* Element data from apps and pages:
<<<<
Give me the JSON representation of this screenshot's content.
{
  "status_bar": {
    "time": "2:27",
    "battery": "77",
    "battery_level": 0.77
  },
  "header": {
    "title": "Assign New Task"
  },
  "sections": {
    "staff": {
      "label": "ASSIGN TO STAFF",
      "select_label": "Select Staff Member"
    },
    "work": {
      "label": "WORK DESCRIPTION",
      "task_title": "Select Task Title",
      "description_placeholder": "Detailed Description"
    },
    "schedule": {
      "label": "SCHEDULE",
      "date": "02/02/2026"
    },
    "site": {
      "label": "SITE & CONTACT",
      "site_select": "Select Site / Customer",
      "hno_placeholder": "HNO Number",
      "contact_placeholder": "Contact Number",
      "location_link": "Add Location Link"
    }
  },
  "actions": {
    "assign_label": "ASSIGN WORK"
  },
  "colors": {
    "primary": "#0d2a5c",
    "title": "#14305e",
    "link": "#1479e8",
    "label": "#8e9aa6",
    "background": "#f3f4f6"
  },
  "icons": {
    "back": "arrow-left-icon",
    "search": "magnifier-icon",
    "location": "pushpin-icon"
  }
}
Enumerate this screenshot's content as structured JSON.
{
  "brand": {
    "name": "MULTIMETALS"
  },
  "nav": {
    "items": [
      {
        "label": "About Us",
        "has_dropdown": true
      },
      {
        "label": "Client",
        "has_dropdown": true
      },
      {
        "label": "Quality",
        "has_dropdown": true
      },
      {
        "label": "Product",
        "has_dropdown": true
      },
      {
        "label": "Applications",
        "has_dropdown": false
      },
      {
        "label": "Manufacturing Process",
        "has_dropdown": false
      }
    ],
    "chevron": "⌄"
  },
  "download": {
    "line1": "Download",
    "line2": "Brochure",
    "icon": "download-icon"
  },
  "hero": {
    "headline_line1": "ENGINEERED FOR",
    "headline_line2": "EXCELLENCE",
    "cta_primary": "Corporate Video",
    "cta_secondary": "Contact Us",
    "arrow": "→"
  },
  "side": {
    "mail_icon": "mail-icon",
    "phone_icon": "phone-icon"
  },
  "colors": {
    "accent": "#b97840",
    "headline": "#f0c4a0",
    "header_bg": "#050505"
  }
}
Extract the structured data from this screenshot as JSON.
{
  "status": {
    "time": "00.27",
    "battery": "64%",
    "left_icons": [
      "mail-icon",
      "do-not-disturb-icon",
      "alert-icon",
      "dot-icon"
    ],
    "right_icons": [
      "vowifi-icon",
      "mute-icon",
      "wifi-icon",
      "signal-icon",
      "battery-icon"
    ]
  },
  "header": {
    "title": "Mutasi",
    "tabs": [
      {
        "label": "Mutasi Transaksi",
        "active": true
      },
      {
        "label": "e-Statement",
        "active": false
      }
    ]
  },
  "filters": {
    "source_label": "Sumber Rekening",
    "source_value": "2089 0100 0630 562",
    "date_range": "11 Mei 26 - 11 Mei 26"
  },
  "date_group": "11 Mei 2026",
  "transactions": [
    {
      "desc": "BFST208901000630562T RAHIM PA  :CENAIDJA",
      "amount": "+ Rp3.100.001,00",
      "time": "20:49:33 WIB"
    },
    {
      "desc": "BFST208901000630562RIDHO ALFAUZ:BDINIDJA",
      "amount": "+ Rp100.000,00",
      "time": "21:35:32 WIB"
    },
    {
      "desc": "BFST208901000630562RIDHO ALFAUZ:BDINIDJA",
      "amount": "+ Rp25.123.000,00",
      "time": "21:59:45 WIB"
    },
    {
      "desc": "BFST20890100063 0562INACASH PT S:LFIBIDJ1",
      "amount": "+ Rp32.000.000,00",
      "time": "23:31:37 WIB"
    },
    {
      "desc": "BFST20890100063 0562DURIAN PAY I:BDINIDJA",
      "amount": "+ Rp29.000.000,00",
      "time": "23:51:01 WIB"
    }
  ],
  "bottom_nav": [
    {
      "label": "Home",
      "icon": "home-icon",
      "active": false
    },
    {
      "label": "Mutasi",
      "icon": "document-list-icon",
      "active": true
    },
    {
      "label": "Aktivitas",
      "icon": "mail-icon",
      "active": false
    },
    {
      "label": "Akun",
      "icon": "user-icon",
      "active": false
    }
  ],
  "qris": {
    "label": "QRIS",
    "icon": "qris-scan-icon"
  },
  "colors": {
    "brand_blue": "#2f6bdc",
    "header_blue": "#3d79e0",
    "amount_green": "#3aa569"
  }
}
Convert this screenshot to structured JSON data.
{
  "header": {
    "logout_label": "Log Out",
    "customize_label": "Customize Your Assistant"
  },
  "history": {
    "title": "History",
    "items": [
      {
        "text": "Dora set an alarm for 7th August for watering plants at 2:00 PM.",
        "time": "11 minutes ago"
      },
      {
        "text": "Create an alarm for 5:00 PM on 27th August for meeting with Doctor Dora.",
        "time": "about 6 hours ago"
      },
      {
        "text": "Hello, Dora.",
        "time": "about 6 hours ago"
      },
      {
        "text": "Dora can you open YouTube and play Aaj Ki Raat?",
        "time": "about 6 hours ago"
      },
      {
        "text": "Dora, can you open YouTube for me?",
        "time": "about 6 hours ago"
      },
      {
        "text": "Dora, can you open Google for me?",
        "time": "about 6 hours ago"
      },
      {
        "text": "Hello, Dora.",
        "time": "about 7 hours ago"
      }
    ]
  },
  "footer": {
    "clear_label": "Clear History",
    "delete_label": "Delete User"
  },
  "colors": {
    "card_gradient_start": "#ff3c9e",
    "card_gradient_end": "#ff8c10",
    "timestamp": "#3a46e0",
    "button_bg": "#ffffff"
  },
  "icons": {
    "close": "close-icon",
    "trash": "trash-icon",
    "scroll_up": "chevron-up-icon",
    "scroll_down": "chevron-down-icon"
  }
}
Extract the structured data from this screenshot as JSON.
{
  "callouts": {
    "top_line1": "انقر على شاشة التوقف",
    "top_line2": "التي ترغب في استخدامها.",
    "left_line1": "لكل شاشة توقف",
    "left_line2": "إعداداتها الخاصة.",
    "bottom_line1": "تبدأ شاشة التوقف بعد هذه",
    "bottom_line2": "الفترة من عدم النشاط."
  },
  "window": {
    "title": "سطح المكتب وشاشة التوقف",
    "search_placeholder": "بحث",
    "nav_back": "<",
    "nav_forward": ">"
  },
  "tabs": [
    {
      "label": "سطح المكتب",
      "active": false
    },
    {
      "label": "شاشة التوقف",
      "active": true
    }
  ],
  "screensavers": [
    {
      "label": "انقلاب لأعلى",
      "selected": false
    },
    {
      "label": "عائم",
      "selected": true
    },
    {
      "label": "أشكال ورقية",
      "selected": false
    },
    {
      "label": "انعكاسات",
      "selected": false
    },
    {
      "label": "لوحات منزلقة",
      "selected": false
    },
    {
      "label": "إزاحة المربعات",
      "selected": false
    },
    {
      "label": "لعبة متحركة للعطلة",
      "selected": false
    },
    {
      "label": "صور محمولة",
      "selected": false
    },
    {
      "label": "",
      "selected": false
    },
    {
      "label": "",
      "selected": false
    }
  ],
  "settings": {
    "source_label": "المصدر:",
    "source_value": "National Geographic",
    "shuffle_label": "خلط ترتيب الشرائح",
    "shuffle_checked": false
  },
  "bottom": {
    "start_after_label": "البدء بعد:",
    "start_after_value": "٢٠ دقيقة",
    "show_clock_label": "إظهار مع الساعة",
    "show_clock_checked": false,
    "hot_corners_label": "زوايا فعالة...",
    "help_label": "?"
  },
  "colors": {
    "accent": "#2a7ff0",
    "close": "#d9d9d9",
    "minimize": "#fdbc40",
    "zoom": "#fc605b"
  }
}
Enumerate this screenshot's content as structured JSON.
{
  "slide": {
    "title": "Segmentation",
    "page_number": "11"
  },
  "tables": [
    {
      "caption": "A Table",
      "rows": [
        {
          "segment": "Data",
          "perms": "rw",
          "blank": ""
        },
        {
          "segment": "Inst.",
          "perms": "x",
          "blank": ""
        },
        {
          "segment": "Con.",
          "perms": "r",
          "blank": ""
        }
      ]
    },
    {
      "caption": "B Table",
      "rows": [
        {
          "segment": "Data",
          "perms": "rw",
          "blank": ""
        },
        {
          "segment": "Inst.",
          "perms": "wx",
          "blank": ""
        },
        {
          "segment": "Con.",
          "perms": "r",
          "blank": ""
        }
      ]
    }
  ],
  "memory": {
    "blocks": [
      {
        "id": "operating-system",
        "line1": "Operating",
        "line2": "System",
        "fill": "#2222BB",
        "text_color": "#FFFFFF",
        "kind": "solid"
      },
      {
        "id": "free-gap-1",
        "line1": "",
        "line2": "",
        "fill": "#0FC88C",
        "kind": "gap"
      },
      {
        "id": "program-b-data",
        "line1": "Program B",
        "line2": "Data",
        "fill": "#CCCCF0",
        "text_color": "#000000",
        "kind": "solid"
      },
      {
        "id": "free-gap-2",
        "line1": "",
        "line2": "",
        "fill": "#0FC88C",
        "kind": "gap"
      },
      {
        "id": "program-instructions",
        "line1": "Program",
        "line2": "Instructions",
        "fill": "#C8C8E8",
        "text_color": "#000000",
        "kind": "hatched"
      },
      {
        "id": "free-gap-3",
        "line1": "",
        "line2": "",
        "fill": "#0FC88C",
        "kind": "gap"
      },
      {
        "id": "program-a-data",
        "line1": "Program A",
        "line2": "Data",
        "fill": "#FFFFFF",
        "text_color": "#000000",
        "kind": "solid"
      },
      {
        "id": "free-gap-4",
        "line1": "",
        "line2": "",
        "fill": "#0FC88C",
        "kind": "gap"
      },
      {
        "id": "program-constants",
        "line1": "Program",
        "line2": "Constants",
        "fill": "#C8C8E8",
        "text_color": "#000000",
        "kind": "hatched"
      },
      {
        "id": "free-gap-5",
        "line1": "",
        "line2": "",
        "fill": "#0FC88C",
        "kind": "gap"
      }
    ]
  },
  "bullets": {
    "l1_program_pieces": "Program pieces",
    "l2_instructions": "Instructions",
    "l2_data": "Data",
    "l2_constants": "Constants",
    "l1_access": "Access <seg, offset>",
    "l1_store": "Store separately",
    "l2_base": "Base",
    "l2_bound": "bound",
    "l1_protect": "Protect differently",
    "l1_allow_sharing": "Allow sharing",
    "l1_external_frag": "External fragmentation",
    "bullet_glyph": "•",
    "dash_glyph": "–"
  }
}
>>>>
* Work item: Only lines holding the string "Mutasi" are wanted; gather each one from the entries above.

* Answer to this task:
    "title": "Mutasi",
        "label": "Mutasi Transaksi",
      "label": "Mutasi",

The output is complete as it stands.